━━━━━ Raw data
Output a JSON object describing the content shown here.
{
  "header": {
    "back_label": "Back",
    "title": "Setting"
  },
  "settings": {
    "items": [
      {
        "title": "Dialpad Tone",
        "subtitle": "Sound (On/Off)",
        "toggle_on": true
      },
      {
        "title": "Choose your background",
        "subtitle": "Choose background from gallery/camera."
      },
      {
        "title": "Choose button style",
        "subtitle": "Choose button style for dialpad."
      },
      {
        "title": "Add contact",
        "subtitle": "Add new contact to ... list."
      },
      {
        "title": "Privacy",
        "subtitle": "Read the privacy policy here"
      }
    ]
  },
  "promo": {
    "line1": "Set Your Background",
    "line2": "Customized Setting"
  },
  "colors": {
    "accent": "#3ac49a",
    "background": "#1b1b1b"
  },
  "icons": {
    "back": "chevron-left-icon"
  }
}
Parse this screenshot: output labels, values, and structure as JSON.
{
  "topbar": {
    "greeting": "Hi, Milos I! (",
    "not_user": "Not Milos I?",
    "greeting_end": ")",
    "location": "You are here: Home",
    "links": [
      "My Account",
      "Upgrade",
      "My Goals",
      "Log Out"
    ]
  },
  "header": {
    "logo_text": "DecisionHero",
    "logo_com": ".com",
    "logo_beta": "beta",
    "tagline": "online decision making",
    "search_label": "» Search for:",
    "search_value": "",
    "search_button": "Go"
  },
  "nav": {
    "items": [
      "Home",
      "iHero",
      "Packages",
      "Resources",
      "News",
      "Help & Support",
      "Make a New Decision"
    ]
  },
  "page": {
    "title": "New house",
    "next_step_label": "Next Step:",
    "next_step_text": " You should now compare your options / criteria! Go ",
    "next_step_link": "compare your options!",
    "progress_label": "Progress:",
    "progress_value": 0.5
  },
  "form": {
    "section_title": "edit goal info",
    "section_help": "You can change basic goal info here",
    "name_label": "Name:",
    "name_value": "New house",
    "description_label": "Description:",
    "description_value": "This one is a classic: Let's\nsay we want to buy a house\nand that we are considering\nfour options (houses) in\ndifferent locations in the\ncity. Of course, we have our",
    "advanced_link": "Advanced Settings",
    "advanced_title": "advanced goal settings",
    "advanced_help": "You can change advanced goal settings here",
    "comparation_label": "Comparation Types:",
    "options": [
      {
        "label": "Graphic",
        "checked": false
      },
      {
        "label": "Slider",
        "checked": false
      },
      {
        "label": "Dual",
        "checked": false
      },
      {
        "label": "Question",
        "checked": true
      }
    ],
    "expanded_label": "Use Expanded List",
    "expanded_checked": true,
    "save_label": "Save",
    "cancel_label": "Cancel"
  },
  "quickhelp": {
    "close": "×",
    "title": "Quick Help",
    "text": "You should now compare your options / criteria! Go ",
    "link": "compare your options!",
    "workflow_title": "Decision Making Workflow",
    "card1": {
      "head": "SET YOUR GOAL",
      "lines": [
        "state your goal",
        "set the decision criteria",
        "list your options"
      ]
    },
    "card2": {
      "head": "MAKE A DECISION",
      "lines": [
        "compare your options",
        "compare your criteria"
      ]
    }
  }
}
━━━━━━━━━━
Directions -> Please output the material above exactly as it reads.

Output of the exercise ->
Output a JSON object describing the content shown here.
{
  "header": {
    "back_label": "Back",
    "title": "Setting"
  },
  "settings": {
    "items": [
      {
        "title": "Dialpad Tone",
        "subtitle": "Sound (On/Off)",
        "toggle_on": true
      },
      {
        "title": "Choose your background",
        "subtitle": "Choose background from gallery/camera."
      },
      {
        "title": "Choose button style",
        "subtitle": "Choose button style for dialpad."
      },
      {
        "title": "Add contact",
        "subtitle": "Add new contact to ... list."
      },
      {
        "title": "Privacy",
        "subtitle": "Read the privacy policy here"
      }
    ]
  },
  "promo": {
    "line1": "Set Your Background",
    "line2": "Customized Setting"
  },
  "colors": {
    "accent": "#3ac49a",
    "background": "#1b1b1b"
  },
  "icons": {
    "back": "chevron-left-icon"
  }
}
Parse this screenshot: output labels, values, and structure as JSON.
{
  "topbar": {
    "greeting": "Hi, Milos I! (",
    "not_user": "Not Milos I?",
    "greeting_end": ")",
    "location": "You are here: Home",
    "links": [
      "My Account",
      "Upgrade",
      "My Goals",
      "Log Out"
    ]
  },
  "header": {
    "logo_text": "DecisionHero",
    "logo_com": ".com",
    "logo_beta": "beta",
    "tagline": "online decision making",
    "search_label": "» Search for:",
    "search_value": "",
    "search_button": "Go"
  },
  "nav": {
    "items": [
      "Home",
      "iHero",
      "Packages",
      "Resources",
      "News",
      "Help & Support",
      "Make a New Decision"
    ]
  },
  "page": {
    "title": "New house",
    "next_step_label": "Next Step:",
    "next_step_text": " You should now compare your options / criteria! Go ",
    "next_step_link": "compare your options!",
    "progress_label": "Progress:",
    "progress_value": 0.5
  },
  "form": {
    "section_title": "edit goal info",
    "section_help": "You can change basic goal info here",
    "name_label": "Name:",
    "name_value": "New house",
    "description_label": "Description:",
    "description_value": "This one is a classic: Let's\nsay we want to buy a house\nand that we are considering\nfour options (houses) in\ndifferent locations in the\ncity. Of course, we have our",
    "advanced_link": "Advanced Settings",
    "advanced_title": "advanced goal settings",
    "advanced_help": "You can change advanced goal settings here",
    "comparation_label": "Comparation Types:",
    "options": [
      {
        "label": "Graphic",
        "checked": false
      },
      {
        "label": "Slider",
        "checked": false
      },
      {
        "label": "Dual",
        "checked": false
      },
      {
        "label": "Question",
        "checked": true
      }
    ],
    "expanded_label": "Use Expanded List",
    "expanded_checked": true,
    "save_label": "Save",
    "cancel_label": "Cancel"
  },
  "quickhelp": {
    "close": "×",
    "title": "Quick Help",
    "text": "You should now compare your options / criteria! Go ",
    "link": "compare your options!",
    "workflow_title": "Decision Making Workflow",
    "card1": {
      "head": "SET YOUR GOAL",
      "lines": [
        "state your goal",
        "set the decision criteria",
        "list your options"
      ]
    },
    "card2": {
      "head": "MAKE A DECISION",
      "lines": [
        "compare your options",
        "compare your criteria"
      ]
    }
  }
}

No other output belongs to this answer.